Start of DATA LISTING

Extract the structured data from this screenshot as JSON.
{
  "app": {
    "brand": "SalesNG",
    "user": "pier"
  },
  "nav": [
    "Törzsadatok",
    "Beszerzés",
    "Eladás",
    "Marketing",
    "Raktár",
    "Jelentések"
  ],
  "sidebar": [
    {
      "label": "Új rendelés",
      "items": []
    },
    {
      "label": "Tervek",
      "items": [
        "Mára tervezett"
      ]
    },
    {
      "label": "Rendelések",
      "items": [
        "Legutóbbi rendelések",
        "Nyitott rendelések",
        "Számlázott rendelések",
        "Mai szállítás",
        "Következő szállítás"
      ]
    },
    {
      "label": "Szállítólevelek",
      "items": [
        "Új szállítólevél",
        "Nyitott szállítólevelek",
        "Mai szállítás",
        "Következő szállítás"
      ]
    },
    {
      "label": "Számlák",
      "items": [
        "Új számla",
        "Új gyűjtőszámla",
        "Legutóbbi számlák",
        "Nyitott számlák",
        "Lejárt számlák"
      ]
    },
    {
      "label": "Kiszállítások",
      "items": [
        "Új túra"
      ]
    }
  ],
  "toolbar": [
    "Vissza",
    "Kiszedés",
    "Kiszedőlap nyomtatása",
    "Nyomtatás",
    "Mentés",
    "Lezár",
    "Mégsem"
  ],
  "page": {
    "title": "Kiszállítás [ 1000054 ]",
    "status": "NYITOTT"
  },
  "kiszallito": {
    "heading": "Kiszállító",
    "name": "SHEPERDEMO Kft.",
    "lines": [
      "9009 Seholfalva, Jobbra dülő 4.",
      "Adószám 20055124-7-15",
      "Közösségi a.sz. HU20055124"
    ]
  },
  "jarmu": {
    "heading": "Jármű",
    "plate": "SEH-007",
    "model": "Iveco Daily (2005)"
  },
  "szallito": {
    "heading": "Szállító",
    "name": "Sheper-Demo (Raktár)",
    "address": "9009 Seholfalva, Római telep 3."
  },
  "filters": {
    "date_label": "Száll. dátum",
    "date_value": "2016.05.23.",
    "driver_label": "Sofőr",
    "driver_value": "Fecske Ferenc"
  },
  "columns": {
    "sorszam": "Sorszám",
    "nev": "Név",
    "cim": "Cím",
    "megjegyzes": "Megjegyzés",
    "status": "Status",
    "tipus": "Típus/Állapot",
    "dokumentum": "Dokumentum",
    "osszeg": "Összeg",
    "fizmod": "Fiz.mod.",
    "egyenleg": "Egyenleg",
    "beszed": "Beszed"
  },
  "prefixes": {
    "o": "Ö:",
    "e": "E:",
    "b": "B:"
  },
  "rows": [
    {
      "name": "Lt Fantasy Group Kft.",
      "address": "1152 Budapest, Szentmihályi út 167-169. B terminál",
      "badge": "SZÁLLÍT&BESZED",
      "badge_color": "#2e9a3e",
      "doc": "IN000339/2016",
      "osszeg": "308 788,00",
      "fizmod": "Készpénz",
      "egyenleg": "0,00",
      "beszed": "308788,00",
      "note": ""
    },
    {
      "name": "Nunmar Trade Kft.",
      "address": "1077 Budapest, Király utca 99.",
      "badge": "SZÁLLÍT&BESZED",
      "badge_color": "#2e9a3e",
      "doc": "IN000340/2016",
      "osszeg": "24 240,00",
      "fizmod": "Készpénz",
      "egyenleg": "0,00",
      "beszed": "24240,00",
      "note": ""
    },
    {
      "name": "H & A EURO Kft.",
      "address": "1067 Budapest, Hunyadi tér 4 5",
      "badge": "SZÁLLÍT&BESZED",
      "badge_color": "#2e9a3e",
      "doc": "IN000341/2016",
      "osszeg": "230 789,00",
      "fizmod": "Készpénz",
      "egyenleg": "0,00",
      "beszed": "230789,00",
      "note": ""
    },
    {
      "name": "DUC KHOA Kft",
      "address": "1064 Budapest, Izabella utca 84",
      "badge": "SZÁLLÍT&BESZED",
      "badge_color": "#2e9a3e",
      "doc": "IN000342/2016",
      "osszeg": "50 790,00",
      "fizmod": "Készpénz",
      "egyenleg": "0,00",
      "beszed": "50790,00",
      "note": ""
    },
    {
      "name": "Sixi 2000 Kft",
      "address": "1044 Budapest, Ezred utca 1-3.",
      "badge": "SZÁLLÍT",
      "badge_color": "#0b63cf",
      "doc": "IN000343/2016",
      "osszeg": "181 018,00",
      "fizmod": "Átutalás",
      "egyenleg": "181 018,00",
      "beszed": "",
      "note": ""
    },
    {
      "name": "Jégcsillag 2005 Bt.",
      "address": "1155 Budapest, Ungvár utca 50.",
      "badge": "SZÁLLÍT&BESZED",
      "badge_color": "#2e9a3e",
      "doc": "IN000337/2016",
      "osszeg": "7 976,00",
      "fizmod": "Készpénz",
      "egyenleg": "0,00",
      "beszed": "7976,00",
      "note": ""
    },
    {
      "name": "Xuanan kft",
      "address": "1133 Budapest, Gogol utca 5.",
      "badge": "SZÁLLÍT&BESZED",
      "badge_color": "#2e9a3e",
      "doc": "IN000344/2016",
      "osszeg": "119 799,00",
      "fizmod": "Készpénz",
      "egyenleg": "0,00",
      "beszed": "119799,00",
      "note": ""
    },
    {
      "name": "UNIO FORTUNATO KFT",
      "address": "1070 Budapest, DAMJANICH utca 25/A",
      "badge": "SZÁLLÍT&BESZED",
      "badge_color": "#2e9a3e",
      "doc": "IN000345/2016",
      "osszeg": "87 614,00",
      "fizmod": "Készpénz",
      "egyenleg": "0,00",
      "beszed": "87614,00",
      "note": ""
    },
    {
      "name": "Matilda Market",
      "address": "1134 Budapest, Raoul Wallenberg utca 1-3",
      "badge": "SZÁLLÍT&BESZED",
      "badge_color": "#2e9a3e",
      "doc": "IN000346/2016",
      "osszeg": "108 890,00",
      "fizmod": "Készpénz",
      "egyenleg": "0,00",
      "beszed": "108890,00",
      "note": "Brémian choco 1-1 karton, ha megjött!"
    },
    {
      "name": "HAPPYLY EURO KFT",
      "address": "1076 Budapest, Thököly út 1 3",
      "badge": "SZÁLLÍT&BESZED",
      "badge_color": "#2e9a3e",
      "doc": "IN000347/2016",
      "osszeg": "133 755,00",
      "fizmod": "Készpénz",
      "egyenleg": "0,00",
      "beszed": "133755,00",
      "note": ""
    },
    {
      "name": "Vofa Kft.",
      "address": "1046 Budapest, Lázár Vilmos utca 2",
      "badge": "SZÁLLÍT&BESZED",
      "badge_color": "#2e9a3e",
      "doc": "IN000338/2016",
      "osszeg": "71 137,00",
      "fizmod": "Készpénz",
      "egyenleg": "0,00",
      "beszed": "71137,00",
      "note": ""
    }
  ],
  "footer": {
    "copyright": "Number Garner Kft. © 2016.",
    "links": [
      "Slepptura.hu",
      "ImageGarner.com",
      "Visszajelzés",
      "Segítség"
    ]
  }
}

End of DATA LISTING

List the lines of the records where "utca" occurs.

YOUR SOLUTION:
      "address": "1077 Budapest, Király utca 99.",
      "address": "1064 Budapest, Izabella utca 84",
      "address": "1044 Budapest, Ezred utca 1-3.",
      "address": "1155 Budapest, Ungvár utca 50.",
      "address": "1133 Budapest, Gogol utca 5.",
      "address": "1070 Budapest, DAMJANICH utca 25/A",
      "address": "1134 Budapest, Raoul Wallenberg utca 1-3",
      "address": "1046 Budapest, Lázár Vilmos utca 2",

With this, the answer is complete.